series of images I need for the composition I have in mind.
Sometimes I have to move a bit closer or farther out to get
the composition and “the look” that I want. Usually for most
island-wide panoramas, I shoot at an altitude of about 300 to
375 feet high. The distance from land varies depending on the
composition. Once I find the optimal position, I carefully start
shooting the series of shots I need to stitch the final image
together. I usually shoot five to eight panned shots with
about a 30 percent overlap to ensure that my stitching engine
can put everything together with no problem. I have taken
as many as 20 shots or more for a panorama. Each situation
is different. I use PTGui for nearly all my image stitching
needs. I find it does an excellent job of stitching horizontal,
vertical, and 360-degree panoramas. I often work from RAW
image files. I like the option of being able to tweak and adjust
individual image files before the stitching process.
I also do quite a bit of editing after the stitching. I’ve learned
a few tricks over the years that help correct distortion and

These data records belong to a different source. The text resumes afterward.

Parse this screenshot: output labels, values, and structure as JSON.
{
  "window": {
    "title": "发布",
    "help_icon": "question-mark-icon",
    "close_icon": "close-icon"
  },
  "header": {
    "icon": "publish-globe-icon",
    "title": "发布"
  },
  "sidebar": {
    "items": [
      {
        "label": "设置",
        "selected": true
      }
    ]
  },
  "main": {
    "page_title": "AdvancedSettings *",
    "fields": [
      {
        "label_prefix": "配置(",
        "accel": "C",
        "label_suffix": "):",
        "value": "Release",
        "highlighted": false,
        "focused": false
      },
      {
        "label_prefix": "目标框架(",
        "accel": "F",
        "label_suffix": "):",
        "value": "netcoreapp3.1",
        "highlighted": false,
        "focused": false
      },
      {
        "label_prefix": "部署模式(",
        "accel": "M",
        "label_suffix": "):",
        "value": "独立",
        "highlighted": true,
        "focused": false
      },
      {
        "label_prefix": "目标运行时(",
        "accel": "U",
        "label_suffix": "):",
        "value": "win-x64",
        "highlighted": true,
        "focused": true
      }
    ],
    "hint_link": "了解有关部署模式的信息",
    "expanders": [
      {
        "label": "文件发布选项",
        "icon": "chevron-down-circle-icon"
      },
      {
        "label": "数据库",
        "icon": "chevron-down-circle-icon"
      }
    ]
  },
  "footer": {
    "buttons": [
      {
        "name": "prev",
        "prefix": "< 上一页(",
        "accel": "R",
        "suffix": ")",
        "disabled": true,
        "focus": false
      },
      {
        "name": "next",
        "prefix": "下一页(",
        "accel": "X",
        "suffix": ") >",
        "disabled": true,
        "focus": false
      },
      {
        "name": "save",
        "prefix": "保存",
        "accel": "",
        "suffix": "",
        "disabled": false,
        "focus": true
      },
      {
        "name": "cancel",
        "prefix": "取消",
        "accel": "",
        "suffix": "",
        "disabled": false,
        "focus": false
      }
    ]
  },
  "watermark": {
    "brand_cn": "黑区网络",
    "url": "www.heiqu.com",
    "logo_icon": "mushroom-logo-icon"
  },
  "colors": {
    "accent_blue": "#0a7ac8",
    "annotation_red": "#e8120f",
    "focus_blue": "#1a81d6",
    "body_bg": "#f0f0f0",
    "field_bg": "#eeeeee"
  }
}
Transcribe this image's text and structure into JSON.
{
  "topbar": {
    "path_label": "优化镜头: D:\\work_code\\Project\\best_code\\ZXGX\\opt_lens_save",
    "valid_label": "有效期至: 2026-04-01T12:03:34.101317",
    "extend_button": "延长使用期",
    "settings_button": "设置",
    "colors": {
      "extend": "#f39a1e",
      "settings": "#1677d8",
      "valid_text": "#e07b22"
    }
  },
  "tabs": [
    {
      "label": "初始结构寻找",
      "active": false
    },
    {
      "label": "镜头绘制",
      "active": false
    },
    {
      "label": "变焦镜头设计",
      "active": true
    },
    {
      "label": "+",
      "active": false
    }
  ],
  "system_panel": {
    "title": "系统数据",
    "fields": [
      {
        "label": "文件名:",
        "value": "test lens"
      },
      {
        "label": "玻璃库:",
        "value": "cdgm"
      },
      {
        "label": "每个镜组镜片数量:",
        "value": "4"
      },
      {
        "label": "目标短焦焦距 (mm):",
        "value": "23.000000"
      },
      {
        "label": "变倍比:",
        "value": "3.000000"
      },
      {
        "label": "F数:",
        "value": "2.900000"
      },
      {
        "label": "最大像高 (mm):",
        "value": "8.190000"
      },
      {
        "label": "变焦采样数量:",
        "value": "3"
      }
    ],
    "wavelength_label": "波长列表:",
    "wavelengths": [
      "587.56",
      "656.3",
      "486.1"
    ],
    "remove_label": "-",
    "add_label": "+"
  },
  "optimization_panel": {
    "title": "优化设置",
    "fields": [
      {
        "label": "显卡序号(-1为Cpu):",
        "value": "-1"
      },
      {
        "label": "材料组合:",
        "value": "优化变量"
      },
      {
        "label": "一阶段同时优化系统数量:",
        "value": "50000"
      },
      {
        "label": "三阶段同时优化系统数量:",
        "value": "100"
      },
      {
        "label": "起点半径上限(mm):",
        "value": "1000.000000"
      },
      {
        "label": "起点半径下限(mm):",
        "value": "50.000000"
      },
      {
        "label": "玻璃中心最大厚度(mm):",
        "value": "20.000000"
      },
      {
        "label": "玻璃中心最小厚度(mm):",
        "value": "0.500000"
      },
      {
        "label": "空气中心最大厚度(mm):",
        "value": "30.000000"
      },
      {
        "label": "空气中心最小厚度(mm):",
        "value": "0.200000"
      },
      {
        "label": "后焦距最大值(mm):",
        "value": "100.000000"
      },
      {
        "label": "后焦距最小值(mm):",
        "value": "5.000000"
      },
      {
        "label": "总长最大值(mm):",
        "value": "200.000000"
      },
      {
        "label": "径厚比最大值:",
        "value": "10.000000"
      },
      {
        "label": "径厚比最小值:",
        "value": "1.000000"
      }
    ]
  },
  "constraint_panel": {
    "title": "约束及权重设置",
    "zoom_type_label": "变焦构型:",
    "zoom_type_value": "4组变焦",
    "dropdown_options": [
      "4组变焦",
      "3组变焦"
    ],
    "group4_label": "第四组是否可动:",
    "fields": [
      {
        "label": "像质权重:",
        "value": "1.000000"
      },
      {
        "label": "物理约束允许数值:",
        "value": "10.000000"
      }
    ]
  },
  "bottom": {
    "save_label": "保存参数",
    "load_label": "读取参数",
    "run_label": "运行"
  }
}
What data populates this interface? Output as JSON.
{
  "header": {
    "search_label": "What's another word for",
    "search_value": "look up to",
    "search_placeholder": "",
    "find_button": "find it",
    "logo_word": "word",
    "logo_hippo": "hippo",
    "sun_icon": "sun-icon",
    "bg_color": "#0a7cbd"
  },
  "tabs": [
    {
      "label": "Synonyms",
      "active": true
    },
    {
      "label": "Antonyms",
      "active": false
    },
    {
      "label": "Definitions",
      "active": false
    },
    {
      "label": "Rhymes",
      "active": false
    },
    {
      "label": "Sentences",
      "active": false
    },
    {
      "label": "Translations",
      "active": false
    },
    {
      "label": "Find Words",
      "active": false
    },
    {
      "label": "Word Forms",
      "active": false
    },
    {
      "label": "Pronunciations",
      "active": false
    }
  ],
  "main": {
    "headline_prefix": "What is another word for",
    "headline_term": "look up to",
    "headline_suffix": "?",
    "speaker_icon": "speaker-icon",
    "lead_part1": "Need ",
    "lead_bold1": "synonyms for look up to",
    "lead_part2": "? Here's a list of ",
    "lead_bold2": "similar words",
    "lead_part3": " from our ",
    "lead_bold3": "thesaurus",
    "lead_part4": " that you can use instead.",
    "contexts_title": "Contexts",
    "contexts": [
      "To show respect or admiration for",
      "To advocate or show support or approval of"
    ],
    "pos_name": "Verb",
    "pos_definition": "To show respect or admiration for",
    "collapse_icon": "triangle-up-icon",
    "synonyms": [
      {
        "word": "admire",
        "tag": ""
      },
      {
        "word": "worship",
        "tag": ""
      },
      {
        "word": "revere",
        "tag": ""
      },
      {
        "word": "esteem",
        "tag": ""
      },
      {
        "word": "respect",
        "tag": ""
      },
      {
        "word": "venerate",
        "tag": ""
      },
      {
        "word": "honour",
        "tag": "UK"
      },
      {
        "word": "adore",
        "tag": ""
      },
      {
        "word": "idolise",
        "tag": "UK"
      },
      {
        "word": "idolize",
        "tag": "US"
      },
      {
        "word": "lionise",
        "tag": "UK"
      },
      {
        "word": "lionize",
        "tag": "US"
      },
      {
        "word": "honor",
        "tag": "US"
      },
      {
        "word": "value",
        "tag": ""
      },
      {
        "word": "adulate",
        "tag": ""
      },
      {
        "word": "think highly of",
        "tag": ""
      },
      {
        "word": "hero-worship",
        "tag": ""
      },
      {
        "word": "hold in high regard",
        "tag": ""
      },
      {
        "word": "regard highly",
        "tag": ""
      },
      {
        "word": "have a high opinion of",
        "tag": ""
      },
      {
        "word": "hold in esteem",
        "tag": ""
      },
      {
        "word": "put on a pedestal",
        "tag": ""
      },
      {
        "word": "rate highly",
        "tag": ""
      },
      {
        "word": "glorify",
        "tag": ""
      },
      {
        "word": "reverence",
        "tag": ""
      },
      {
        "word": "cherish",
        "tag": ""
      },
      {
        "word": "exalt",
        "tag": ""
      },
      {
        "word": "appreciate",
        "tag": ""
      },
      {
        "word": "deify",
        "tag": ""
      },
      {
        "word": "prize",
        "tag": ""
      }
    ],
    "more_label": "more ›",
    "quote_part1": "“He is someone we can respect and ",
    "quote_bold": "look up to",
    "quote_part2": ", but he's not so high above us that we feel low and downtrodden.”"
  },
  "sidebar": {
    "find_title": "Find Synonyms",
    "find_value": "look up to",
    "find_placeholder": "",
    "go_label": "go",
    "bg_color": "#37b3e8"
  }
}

bring out subtle details. One of my pet peeves with many
aerial images is “blown-out” clouds. I try hard to keep as
much detail in clouds as possible. I found that the principle
of Ansel Adams’s “Zone System” helps in dealing with the
high dynamic range of island-wide panoramas: I treat sky,
land, and water as three separate “zones” of exposure. It’s
not unusual for me to put in an hour—or more—into editing a
single aerial panorama.
Patience is a Virtue
Even after all the researching, planning, and preparation,
there are many times when I arrive at a chosen site all set
to go only to find that the wind has exceeded safe flying
conditions, clouds have started to block the sun, or children
are playing too close to my takeoff site, and I have to abort
the flight and try another time. Sometimes I sit for hours, just
waiting for conditions to change.
All in all, this type of aerial imaging takes time, practice,
and a great deal of patience. But the final results can be well
worth all the time and effort! You can see more of my image
samples and find more information about my drone aerial
work at joewestphotography.com. K
I treat sky, land, and water as three separate “zones” of exposure. It’s not unusual
for me to put In an hour—or more—Into edItIng a sIngle aerIal panorama.
Lahaina Harbor on Maui
is always busy with boat
tours and fishing charters.
An aerial perspective
reveals the beautiful reef
formations and crystal-clear waters that make
Hawaii so special.